**Directions for this task**
Search the entries below for the word "icon" and copy every line where it appears.
------------------------------
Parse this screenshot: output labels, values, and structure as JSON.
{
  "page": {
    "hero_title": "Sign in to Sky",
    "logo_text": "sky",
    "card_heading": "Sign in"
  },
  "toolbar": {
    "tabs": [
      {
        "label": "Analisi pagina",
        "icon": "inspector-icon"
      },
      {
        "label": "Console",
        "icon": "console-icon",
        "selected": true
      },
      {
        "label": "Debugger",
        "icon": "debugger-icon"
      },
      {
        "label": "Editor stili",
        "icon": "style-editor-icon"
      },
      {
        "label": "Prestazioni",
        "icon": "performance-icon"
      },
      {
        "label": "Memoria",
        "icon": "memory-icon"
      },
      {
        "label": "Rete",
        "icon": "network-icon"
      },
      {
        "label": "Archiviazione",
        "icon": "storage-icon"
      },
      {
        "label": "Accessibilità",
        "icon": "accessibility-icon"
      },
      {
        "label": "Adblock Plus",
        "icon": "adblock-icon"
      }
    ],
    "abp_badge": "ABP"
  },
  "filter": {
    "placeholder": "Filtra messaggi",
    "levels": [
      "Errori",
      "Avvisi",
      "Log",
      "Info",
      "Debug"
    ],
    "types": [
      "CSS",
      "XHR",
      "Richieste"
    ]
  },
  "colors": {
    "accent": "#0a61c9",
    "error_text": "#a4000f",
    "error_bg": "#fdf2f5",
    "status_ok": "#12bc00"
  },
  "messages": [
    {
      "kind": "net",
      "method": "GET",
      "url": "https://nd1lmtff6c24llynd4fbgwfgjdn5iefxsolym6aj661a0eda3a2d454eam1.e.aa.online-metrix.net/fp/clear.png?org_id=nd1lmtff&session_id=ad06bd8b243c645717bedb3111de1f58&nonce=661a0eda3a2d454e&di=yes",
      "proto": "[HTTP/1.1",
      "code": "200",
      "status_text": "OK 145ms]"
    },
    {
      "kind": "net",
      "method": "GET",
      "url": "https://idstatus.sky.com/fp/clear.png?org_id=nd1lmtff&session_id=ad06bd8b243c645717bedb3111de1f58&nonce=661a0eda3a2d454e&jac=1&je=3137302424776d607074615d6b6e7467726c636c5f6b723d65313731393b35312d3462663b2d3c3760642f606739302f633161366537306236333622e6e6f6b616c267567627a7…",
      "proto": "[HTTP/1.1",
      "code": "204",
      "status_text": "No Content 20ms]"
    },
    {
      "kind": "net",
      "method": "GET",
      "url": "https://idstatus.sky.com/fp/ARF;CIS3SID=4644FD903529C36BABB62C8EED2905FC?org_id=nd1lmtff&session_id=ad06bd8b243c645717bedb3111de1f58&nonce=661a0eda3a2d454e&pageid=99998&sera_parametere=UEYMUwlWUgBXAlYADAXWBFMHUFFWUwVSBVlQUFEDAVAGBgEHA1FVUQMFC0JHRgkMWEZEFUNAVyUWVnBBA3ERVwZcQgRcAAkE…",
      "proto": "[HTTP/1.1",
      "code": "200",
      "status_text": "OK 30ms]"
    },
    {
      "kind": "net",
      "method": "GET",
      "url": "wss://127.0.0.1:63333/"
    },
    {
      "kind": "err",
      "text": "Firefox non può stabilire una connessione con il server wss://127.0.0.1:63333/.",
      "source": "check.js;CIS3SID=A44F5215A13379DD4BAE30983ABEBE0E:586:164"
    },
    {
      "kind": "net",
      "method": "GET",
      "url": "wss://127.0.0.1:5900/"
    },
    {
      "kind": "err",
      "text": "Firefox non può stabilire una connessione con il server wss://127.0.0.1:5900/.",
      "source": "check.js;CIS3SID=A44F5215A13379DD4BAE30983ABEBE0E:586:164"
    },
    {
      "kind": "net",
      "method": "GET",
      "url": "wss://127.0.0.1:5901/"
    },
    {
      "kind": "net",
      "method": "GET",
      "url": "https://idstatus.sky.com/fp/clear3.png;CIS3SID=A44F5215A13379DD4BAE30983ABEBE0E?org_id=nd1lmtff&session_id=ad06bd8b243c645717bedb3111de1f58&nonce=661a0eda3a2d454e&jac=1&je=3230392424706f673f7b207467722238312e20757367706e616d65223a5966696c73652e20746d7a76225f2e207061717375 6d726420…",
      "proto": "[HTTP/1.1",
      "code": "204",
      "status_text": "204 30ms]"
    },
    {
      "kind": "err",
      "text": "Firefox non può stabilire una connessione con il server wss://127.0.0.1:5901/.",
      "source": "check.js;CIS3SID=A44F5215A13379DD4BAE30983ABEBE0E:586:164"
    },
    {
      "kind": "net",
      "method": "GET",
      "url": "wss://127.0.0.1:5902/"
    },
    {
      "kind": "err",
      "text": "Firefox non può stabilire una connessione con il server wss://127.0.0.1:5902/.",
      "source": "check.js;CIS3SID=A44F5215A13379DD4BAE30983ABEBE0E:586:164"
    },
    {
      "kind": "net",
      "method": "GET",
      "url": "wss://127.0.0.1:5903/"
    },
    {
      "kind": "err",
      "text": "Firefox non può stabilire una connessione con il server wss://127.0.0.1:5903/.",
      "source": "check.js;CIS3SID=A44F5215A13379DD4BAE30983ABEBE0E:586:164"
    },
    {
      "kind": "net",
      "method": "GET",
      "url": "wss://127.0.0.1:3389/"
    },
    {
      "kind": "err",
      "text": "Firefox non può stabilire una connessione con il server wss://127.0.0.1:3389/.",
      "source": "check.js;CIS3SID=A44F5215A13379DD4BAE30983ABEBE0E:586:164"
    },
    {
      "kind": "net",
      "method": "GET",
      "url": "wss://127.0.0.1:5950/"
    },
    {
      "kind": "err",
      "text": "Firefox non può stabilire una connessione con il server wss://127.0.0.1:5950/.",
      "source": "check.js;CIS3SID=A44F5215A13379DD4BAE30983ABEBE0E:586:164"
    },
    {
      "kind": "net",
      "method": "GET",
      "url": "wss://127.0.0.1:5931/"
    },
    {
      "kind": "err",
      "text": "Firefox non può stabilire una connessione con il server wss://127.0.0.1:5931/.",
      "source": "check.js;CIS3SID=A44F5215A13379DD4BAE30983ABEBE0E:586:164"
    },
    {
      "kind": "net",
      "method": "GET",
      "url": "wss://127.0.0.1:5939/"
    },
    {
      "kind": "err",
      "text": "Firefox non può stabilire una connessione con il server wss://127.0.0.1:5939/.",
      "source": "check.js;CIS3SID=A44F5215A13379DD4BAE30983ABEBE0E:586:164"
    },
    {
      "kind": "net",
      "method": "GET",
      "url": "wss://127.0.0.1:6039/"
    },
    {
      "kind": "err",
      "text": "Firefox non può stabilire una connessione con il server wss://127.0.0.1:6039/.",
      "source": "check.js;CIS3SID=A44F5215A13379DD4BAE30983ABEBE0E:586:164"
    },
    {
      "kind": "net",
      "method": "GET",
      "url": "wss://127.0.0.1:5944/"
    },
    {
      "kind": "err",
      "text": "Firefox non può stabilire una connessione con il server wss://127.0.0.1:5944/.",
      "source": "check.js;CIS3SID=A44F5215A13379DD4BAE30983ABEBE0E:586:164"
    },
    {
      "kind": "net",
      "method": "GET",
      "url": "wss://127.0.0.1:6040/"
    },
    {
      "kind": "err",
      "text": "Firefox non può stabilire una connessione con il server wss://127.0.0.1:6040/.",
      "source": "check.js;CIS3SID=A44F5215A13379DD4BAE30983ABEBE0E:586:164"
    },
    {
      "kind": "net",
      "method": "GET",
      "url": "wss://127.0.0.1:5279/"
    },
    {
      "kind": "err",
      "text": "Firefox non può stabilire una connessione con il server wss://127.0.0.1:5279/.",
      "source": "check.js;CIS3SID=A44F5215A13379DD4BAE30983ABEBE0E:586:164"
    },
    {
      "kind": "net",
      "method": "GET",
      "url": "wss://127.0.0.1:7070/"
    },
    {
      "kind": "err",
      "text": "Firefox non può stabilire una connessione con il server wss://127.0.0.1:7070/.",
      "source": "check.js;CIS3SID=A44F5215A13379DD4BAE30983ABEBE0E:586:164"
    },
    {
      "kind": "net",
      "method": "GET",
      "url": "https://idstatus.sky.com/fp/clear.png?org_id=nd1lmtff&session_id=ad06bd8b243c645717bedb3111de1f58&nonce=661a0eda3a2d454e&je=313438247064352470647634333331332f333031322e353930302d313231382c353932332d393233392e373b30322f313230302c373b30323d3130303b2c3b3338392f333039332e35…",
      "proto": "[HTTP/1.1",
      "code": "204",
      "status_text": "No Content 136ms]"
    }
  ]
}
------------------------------
**Task solution**
        "icon": "inspector-icon"
        "icon": "console-icon",
        "icon": "debugger-icon"
        "icon": "style-editor-icon"
        "icon": "performance-icon"
        "icon": "memory-icon"
        "icon": "network-icon"
        "icon": "storage-icon"
        "icon": "accessibility-icon"
        "icon": "adblock-icon"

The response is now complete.